Do you have a preference between working with digital or traditional methods? Could you give a couple reasons why?
In my day job, I use both digital and traditional. When I’m painting on my own, I prefer to use acrylics because they are traditional yet dries so much faster than oil! In this age of mass production, I prefer to create a truly unique one of a kind object such as a painting. I love being able to hold it in my hands and see the texture of the paint on wood.
Are there any artistic disciplines that you have a passion for?
Aside from painting, I LOVE to dance! I’ve been swing dancing, doing ballet and Polynesian for a long time. In swing dancing, I love the give and take of the leader and follower. As the follower, I don’t know what is the next move and must rely on the signals from the lead. This moment of tension of “what will happen next?” is what I try to capture in my paintings.
Is there a type of art that you’ve always wanted to learn?
I would like to be a better sewer and fashion designer. I’ve made every mistake possible in sewing my dresses!
Based on your professional experiences, do you have any advice for aspiring young women artists?

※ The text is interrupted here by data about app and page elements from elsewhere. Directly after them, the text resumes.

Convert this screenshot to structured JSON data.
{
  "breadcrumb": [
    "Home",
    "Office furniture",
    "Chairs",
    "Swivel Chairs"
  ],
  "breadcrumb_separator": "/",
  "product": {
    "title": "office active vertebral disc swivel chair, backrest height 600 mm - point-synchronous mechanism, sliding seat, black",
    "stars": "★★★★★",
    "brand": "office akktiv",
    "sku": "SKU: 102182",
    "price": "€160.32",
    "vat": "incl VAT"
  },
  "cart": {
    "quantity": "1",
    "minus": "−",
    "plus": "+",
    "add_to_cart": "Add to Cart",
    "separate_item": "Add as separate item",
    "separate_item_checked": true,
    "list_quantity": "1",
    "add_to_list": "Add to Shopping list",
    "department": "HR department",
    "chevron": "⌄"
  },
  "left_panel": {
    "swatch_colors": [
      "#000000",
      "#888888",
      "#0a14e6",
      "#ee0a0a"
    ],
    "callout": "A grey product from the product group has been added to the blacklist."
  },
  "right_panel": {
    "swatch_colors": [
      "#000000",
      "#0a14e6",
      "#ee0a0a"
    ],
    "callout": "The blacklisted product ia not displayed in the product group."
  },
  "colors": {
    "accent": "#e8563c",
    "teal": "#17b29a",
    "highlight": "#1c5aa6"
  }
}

It will take a while before you figure out what you want to say in your art. So for now, focus on mastering all the technical skills such as drawing, composition, design and color theory. The more technical skills you know, the better you will be able to communicate through your art. When you become a working artist, you will inevitably hear some horrible things said about your work. It is a blow to your ego, but you will be able to move on because of your proven track record in the past.